The European Commission’s accusation that Apple paid a mere 0.005% on their 2014 European profits outraged Apple CEO Tim Cook and intrigued many Americans enough to turn their attention towards a highly controversial piece of Ireland’s economic policy decisions: their 12.5% Corporate Tax Rate. The accusation brought with it criticisms from both Apple and Ireland, the latter who was instructed by the EU to collect up to 13 billion euros in back taxes from the corporation. Ireland has been fighting this ruling vehemently as they see it as something that could set a precedent for attacks towards the corporate tax rate, which is seen as their competitive advantage against the rest of the EU and the world. To understand Ireland’s defense of Apple, one must better understand the way the 12.5% tax rate has helped to bring Ireland to the forefront of the global economy.
As Dan O’Brien points out, the 12.5% corporate tax rate is “important for Ireland’s economic model” and helped to transform “a country of poor farmers into a wealthy knowledge economy.” This low tax rate is responsible for growing Ireland’s economy an astounding 26% in 2015, when the country would have experienced a modest 3% domestic GDP growth rate otherwise. The corporate tax rate has attracted multinationals from around the world who “provide a fifth of private-sector jobs” and “produce 14% of tax revenues, well above the OECD average of 8%.” This is in comparison to larger EU economies such as Germany, France, and Italy which all feature corporate tax rates of nearly 30% or higher, or the US corporate tax rate of 40%. This niche economic model has allowed corporations to claim their headquarters in Ireland and take advantage of lower taxes. As a result, larger EU economies look less attractive by comparison and it makes sense why the EU would come after Ireland – and why Ireland would fervently “pursue it through the courts to the bitter end.”
The EU is not the only one that seems to be coming after Ireland for its fiscal policy choice.
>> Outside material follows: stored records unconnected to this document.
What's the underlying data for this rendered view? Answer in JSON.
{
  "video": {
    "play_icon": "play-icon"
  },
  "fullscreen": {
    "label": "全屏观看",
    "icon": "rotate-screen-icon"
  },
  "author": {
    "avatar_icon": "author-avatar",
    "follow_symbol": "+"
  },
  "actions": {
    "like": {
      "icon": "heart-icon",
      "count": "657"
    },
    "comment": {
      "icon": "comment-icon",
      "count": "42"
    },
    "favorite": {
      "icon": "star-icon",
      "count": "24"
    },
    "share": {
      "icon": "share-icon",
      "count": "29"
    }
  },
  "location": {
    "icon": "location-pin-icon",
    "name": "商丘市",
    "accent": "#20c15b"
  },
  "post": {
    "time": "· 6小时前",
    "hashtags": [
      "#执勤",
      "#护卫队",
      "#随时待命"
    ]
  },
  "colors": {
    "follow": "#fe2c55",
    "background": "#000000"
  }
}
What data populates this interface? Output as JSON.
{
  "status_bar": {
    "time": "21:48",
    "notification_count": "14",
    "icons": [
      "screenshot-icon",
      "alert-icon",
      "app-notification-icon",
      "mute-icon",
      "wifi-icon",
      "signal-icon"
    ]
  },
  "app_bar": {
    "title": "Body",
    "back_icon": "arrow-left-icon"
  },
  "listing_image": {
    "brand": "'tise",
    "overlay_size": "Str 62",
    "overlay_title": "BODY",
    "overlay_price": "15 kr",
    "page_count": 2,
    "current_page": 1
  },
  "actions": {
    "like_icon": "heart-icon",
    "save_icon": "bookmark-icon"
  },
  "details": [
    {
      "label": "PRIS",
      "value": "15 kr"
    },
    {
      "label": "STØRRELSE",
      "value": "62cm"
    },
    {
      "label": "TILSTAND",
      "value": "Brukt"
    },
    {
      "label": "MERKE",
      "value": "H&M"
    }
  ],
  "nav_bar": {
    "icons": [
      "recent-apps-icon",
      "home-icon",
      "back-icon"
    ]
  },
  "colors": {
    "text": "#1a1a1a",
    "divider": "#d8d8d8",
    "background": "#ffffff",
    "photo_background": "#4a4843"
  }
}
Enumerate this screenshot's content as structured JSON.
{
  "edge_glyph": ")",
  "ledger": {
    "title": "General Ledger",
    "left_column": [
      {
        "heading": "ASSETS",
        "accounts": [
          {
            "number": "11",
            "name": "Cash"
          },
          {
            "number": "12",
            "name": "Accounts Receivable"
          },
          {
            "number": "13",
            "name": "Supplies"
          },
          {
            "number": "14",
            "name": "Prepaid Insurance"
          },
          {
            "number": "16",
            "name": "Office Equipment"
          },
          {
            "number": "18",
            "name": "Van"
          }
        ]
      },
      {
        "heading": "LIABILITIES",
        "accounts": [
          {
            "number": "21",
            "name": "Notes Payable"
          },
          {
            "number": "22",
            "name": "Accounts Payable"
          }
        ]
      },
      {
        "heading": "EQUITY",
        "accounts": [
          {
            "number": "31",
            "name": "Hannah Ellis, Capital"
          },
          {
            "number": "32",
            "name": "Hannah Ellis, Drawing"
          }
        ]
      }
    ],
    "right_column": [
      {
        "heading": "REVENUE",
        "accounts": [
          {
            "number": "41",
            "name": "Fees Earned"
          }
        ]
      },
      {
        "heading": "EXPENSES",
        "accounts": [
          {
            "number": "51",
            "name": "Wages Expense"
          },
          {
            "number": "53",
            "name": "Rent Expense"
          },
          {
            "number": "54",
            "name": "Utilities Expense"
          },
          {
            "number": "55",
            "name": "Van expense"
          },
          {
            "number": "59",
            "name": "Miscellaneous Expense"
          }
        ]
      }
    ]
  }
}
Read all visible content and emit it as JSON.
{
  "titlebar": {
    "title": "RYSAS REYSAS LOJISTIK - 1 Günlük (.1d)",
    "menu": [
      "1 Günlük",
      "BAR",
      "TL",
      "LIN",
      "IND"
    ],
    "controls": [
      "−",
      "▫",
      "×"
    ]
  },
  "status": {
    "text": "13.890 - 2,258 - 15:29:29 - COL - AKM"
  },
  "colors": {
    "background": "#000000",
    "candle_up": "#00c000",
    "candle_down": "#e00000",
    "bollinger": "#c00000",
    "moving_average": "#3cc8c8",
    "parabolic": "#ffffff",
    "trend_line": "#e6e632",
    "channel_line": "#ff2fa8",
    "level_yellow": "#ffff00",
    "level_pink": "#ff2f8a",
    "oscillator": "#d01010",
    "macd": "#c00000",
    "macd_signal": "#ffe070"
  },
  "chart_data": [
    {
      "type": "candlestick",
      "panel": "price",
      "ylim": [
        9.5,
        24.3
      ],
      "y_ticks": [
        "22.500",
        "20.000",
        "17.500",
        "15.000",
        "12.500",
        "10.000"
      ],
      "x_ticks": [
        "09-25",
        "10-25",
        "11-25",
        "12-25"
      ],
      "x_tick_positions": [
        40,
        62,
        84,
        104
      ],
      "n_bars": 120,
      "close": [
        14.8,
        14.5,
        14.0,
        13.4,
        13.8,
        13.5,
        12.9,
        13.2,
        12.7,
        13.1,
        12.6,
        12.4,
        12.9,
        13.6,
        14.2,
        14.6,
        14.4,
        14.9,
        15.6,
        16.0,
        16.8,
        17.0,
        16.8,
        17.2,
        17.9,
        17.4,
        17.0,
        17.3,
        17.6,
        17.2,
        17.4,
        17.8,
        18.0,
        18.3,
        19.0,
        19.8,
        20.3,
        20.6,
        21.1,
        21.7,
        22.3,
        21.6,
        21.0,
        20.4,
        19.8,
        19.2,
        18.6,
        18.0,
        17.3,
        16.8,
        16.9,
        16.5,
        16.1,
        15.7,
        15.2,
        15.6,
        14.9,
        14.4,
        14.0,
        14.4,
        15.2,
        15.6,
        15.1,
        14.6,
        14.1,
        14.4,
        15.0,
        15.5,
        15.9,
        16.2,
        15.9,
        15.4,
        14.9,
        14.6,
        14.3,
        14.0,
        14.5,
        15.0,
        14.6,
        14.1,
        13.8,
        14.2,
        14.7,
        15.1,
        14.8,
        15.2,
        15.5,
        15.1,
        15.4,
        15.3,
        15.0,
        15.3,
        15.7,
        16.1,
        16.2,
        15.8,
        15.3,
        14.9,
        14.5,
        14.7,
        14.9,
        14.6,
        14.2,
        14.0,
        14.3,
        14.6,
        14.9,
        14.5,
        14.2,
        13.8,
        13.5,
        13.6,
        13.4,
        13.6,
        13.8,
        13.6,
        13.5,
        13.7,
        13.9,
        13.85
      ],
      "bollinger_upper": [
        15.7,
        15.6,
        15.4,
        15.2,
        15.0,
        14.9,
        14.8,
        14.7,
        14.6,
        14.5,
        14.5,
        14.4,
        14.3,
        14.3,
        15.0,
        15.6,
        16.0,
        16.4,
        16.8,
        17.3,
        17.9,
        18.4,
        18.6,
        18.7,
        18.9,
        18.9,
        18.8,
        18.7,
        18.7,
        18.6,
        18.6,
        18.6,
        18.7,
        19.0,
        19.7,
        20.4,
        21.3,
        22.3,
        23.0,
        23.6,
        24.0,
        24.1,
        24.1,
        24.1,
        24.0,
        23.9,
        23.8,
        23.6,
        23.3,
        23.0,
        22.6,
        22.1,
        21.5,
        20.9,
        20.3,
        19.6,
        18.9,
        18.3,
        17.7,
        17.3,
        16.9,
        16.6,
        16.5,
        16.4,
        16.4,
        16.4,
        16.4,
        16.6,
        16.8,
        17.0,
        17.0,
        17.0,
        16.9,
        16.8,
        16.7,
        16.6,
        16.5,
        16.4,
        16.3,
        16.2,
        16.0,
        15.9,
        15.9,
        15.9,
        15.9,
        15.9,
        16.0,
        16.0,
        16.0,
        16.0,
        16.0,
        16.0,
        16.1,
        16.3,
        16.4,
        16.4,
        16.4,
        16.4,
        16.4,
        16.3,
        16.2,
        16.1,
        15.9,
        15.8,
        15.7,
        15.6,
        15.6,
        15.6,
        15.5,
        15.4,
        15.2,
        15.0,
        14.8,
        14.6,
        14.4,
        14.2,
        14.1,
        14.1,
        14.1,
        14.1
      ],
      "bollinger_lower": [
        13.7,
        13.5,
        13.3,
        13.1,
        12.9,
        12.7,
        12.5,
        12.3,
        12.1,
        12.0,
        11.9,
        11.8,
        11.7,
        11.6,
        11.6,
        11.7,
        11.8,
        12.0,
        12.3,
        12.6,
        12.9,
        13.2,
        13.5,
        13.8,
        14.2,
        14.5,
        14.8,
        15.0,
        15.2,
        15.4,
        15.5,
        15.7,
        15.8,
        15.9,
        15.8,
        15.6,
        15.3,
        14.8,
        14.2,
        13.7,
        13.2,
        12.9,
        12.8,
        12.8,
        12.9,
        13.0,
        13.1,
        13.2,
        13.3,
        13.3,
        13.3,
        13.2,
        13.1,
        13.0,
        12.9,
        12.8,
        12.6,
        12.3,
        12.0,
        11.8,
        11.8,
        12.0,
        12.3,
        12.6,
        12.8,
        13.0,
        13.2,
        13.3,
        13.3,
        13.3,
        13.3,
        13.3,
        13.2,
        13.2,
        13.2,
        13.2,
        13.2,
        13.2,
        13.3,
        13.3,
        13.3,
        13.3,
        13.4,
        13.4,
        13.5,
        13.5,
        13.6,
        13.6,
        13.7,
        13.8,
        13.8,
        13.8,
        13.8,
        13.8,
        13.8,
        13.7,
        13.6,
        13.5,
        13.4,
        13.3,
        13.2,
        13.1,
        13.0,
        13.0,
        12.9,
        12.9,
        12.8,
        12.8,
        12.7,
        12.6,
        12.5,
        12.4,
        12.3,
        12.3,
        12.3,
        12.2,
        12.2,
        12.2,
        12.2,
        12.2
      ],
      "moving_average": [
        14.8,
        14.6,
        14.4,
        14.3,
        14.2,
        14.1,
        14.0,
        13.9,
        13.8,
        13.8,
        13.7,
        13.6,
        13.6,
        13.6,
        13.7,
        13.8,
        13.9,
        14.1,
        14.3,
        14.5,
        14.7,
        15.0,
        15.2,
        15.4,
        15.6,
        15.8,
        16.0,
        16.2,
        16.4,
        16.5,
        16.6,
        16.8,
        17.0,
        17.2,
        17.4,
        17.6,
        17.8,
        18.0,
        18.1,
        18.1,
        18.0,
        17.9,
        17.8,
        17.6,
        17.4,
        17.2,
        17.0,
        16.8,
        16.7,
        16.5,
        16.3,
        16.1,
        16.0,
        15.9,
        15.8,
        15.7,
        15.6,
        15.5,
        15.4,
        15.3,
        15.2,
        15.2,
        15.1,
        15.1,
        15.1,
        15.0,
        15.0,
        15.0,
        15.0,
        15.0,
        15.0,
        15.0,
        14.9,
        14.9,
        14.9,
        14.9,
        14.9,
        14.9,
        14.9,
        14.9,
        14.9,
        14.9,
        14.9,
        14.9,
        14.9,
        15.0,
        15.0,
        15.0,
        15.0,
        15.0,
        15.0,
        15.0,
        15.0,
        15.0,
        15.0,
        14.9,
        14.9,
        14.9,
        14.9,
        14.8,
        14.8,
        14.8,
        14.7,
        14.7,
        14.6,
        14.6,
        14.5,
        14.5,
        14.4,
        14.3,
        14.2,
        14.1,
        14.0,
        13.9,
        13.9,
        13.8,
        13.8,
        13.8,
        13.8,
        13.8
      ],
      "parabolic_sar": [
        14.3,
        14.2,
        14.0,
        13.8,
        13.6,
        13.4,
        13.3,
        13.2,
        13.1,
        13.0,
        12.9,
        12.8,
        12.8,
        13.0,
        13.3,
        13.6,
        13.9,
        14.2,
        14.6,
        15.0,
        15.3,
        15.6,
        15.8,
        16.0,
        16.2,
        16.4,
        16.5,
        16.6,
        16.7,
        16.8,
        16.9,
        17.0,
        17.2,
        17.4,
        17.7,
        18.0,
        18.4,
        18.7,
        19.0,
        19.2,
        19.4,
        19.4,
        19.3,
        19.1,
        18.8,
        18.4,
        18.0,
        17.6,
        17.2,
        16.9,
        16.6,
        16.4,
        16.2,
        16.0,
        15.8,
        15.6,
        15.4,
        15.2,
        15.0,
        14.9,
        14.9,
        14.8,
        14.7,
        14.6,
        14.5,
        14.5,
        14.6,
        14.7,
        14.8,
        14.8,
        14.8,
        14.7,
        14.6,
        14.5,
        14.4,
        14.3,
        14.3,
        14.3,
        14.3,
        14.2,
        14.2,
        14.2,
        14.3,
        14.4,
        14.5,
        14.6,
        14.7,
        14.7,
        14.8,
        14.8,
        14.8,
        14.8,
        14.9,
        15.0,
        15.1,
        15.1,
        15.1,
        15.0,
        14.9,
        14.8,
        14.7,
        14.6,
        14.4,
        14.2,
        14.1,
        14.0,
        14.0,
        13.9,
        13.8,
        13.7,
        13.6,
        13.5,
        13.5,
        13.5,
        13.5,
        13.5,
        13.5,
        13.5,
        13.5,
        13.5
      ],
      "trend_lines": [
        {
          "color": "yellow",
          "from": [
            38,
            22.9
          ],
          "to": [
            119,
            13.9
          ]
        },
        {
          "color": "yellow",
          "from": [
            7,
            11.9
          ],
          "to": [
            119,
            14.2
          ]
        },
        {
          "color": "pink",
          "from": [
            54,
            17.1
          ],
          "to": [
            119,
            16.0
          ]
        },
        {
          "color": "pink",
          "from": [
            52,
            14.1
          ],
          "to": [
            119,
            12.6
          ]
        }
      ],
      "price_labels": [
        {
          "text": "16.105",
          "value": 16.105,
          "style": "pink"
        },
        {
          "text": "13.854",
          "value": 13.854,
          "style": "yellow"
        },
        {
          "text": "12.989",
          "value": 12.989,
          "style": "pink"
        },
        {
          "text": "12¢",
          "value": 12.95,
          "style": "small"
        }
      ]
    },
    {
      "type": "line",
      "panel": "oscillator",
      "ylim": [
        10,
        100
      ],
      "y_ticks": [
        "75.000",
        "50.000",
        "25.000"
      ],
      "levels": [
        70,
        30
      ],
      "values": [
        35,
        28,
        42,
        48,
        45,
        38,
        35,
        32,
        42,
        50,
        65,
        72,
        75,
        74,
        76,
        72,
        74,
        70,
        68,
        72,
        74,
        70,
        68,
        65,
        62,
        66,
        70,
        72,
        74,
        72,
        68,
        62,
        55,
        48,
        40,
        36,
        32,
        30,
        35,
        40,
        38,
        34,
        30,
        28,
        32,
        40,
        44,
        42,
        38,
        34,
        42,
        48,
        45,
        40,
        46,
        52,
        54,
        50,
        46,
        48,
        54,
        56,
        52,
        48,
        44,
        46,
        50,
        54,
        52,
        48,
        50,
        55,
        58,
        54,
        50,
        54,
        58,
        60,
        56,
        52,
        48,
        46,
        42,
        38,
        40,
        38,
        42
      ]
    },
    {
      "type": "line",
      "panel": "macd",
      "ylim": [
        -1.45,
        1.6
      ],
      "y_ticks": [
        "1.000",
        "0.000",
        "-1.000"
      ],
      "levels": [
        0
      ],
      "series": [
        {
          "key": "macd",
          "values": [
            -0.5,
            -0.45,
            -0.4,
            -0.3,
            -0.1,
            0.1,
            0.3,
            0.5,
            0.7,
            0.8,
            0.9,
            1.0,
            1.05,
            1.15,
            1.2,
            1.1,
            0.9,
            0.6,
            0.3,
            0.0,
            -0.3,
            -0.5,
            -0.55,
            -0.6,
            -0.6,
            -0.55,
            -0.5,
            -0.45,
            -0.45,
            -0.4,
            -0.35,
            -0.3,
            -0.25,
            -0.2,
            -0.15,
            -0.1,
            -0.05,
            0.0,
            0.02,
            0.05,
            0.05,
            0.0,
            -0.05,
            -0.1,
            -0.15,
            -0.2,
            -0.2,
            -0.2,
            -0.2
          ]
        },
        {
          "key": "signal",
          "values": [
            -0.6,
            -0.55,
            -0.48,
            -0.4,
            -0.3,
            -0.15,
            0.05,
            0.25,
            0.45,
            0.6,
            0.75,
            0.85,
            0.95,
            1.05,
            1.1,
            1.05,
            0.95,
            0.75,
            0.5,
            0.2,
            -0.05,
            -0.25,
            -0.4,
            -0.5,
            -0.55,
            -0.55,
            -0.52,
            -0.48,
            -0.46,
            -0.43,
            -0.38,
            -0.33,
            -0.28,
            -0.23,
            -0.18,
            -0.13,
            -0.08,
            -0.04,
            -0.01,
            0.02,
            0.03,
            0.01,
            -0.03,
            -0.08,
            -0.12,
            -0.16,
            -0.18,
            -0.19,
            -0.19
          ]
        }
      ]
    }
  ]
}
Hillary Clinton criticized the merger of US-based Johnson Controls and Cork-based Tyco International, calling the move a “perversion” during her campaign in February. Clinton and other politicians have frequently criticized corporations for “tax dodging” by incorporating in tax-havens such as Ireland and the Cayman Islands. The flight of corporate profits from the US to overseas locations has fueled the criticism of US tax rates as well, and has led to the current conversation over the GOP Tax Reform plan under President Trump, which may see the US corporate tax rate cut in half – or more.
While the rest of the world maneuvers to make their economies competitive relative to Ireland, the country should continue to fight the EU’s ruling and continue to maintain this aspect of their fiscal policy. The corporate tax rate has been an incredible leap forward for their economy, and has helped to push Ireland to the forefront of global commerce. While the US and others may slash their tax rates to remain competitive, and the EU may continue to badger Ireland over collection of supposed back taxes, Ireland should continue to maintain the status quo as it has done wonders for the Celtic Tiger – a term given to Ireland’s economy following its rapid growth in the 1990s and early 2000s as a result of heightened foreign direct investment. It’s important to note that Ireland is not the only country with a comparatively low corporate tax rate – countries such as Cyprus, Bulgaria, and Lithuania feature similarly low tax rates. What makes Ireland different is the combination of the corporate tax rate in conjunction with a relatively well-educated population whose national language is English, and who is geographically both isolated from the rest of the EU and close enough to act as a hub for travel across the continent. The move will continue to draw criticism from larger economies but this corporate tax rate is Ireland’s method at attracting international investment and drawing the attention of businesses globally. At the end of the day, Ireland cannot be faulted for taking dramatic measures to make their economy more attractive.